  8. I figured that +1/-1 wouldn't be a unit cube.. it would be a unit*2 cube [img]http://public.gamedev.net//public/style_emoticons/default/tongue.png[/img] and 0.1 to 1.1 because, like I said, if I use +1/-1 on the z, the nature of the perspective matrix continues to project the cube if it goes behind the camera, makign it look like an hour-glass (my Z axis is up/down) using +1/-1 on the z: [img]http://bcaptain.net/share/hourglass.png[/img] using -0.1/-1.1 on the z: [img]http://bcaptain.net/share/frust.png[/img] all Vec3's when multiplied by a 4x4 matrix assume a w of 1. But, it seems I am inverting my projection matrix incorrectly, as discussed later in the conversation here: http://www.gamedev.net/topic/635876-bottom-row-of-4x4-matrix/
  9. OpenGL

    [quote name='Brother Bob' timestamp='1355781685' post='5011829'] But take a look at how OpenGL's matrices are commonly designed [url="http://www.glprogramming.com/red/"]here[/url] in appendix F. It lists their inverse also. [/quote] I tried implementing my own fucntions to generate a matrix based on those equations, as well as an inverse: [img]http://www.glprogramming.com/red/images/Image23.gif[/img] Multiplying a matrix together with it's own inverse should result in an identity matrix.
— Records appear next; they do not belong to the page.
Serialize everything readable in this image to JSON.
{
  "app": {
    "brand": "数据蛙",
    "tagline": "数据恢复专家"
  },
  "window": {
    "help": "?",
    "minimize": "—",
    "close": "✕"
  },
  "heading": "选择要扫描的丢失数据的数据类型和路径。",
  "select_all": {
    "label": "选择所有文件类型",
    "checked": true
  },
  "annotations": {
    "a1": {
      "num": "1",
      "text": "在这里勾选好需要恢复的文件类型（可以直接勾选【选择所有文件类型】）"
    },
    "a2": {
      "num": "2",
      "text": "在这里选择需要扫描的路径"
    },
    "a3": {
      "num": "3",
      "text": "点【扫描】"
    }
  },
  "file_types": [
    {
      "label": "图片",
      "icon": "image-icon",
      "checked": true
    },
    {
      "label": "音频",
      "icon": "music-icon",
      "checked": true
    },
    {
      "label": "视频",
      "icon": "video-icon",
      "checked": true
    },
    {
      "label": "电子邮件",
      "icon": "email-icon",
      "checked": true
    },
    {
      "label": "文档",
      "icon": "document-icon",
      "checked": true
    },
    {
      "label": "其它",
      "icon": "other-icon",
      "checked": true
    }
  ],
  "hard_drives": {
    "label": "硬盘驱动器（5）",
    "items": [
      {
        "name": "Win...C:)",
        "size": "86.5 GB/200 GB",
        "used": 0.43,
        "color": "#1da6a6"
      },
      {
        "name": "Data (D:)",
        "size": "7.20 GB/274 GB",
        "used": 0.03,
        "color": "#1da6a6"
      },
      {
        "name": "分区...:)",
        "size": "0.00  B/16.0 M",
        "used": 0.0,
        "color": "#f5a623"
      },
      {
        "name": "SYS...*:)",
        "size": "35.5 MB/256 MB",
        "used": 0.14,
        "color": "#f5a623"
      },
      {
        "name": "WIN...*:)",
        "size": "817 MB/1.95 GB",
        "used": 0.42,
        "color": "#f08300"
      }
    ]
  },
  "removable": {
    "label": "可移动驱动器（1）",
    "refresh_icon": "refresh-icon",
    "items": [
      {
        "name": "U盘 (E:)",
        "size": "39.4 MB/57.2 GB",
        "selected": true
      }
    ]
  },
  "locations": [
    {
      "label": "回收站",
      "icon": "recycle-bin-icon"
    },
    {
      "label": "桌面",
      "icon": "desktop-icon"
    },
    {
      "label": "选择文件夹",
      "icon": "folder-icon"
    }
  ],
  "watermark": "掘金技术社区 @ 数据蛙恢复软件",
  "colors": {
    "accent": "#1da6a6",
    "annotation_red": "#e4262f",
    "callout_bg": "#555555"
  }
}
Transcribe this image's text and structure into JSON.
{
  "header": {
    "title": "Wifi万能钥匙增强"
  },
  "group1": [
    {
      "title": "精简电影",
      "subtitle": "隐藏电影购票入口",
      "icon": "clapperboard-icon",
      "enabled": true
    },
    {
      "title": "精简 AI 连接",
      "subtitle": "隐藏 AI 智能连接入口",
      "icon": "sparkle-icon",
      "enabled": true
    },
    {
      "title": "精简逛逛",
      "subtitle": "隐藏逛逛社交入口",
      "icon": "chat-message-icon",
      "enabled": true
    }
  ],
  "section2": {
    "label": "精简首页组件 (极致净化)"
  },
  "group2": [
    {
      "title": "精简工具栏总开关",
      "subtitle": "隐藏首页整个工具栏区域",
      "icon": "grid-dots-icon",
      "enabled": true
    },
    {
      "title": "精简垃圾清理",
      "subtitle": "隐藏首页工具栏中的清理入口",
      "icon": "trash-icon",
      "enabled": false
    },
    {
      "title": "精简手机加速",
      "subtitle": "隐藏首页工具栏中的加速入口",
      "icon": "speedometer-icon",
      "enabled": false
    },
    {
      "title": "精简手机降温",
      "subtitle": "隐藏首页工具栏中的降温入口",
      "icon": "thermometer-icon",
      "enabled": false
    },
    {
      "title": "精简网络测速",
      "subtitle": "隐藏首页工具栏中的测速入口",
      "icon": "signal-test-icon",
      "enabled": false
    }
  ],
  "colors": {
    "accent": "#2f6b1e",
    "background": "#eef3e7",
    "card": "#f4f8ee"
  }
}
I'm getting mostly identity, except col 3 row 4 is always -5.9, and col 4 row 3 is always -1.2. I've tripple-checked that my matrices match the ones in the image. I think the problem is in my matrix multiplication. I know how to multiply the 3x3 rotation section of the matrix and then add the translation, but what do I do with the perspective section? Edit: I've been googling and even looked into a few CG programming books. nobody seems to say how to handle the bottom row of a GL 4x4 when multiplying two matrices together...
  10. it might fit in the Math section better, I just figured I'm using opengl-style matrices as opposed to any other, and perspective/projection is more of a computer graphics thing than mathematics, so... I'm not sure. I am trying to apply a perspective projection to a unit cube so that it becomes a view frustum, for view frustum culling in my octree. I'm sorry I forgot to mention it's a "view frustum" in the title - editing it now. edit: not sure I can change the title of the thread.
  11. I've found countless threads, articles, etc about this topic, but I'm not doing something right. I can create a view frustum but it isn't on the shape of the 'view' (it's much much wider) I'll explain my process here as best I can without getting too deep into the math. if everything here checks out, I'll look closer at those operations. steps I take: 1.) create a unit cube (8 vertices) with these bounds: min/max x: -0.5f to 0.5f min/max y: -0.5f to 0.5f min/max z: -0.1f to -1.1f (if z ranges from positive to negative, the frustum becomes more like an hour glass) 2.) invert my projection matrix 3.) multiply each of my cube's vertices by this inverted projection matrix 4.) ... 5.) profit I don't know how to apply the view resolution like 800x600 because the thing is already pretty big at this point, with the smallest face of the frustum (the screen) being slightly larger than the actual screen space.
  12. OpenGL

    thank you, larspensjo. I was delighted to find octave available for my linux distro. but how about projection/perspective matrices? I presume the way to invert the perspective section of a matrix is to just negate the values, just the same as negating the translation parts. is this correct?
  13. OpenGL

    I'm curious... what program are you using there in the last post? has some interesting notation
  14. OpenGL

    oh wow, that's easy. thank you very much! sometimes it takes baby-speak and sock puppets to explain things to me